So New York and Connecticut are already out, and Delware, DC, and Northern Virginia are on an expanded basic package. It's already slipping away.


the real big money is not coming from selling BTN to Grandma, it is from selling Tier 1 rights to ESPN & Fox
They're both big money, at least they were. A buck a month from every breathing human in half the country is a heck of a revenue stream.

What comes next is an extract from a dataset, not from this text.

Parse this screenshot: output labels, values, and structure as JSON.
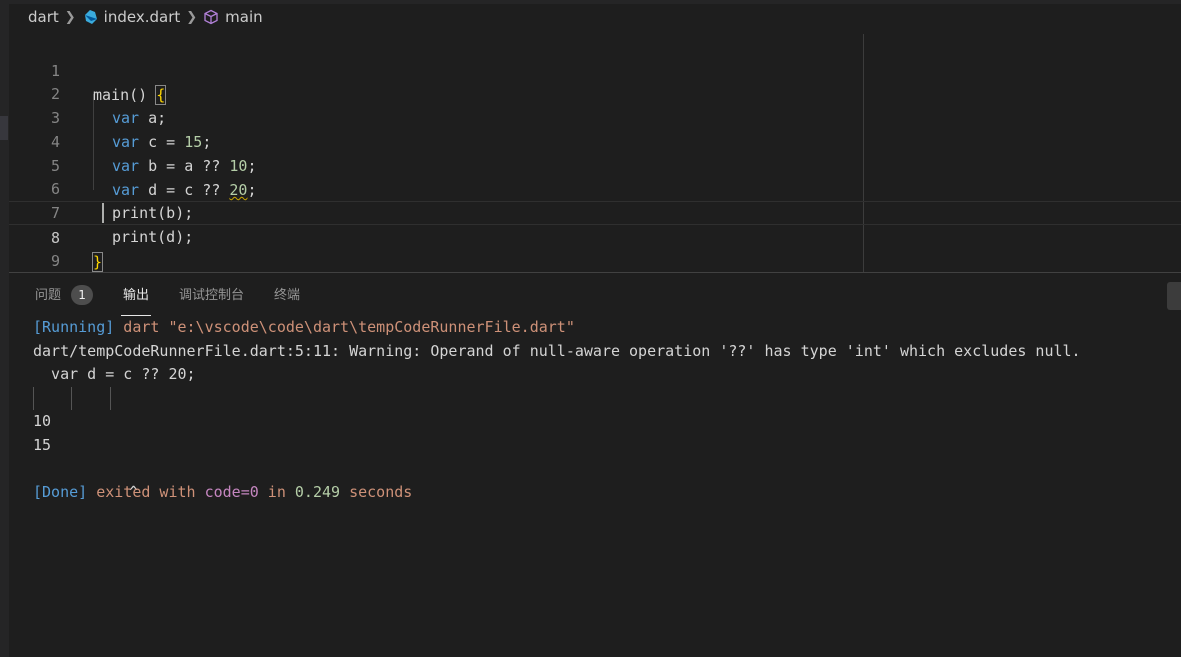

But the fallacy here is to think that simply keeping the status quo was an option - I don't believe it was.
Why not? Scared of Penn State moving to the ACC? Scared of the SEC swooping in and taking Maryland from under our noses?
 
#35
Why not? Scared of Penn State moving to the ACC?
That was a concern, especially with possible Big Ten expansion to the west. An ACC with Clemson, Florida State, Miami, Notre Dame and Penn State is a pretty solid core for a football television package and the conference could probably command tier 1 rights at Big Ten levels (not necessarily current Big Ten levels, but maybe).
 
#36
That was a concern, especially with possible Big Ten expansion to the west. An ACC with Clemson, Florida State, Miami, Notre Dame and Penn State is a pretty solid core for a football television package and the conference could probably command tier 1 rights at Big Ten levels (not necessarily current Big Ten levels, but maybe).
Seems extremely post-hoc to me (not accusing you, Delany whispered it to the press too).

But anyway, the Big Ten is weaker and more diffuse now than it would have been, why isn't that an even bigger risk now? The gravitational pull of PSU's age-old rivals Rutgers and Maryland?

This is true across so many dimensions in sports (and other parts of society besides), that the new savvy, insider, Moneyball revolution hot new thing people aren't telling you about is basically just straightforwardly attempting to do the obviously right thing.
 
#37
Thank you. That is what I'm arguing and it's the truth.



Right, it's not as if the cable companies are stupid, badly run businesses that are now hemorrhaging the customers they only had via monopoly power.

New York isn't listed because Comcast barely service NYC.


BTN's ratings are basically zero. Especially for anything other than football and men's basketball, especially especially outside the historical footprint.

Also, in researching this post, I came across this, which I hadn't previously seen:



So New York and Connecticut are already out, and Delware, DC, and Northern Virginia are on an expanded basic package. It's already slipping away.




They're both big money, at least they were. A buck a month from every breathing human in half the country is a heck of a revenue stream.



Why not? Scared of Penn State moving to the ACC? Scared of the SEC swooping in and taking Maryland from under our noses?
 
#39
Cary, IL
Really curious who Delany would've targeted if he decided to go to 14 before the ACC and SEC. Because it was seemingly about expanding the BTN subscriber base, I don't think Pitt would've been seriously considered since they would've added nothing that PSU hadn't already covered. My guess it would've been between Syracuse, Maryland, Missouri, and Rutgers.
I would toss UT and T A&M on the list of wants. But Texas has too good a situation for themselves, if they can keep it together.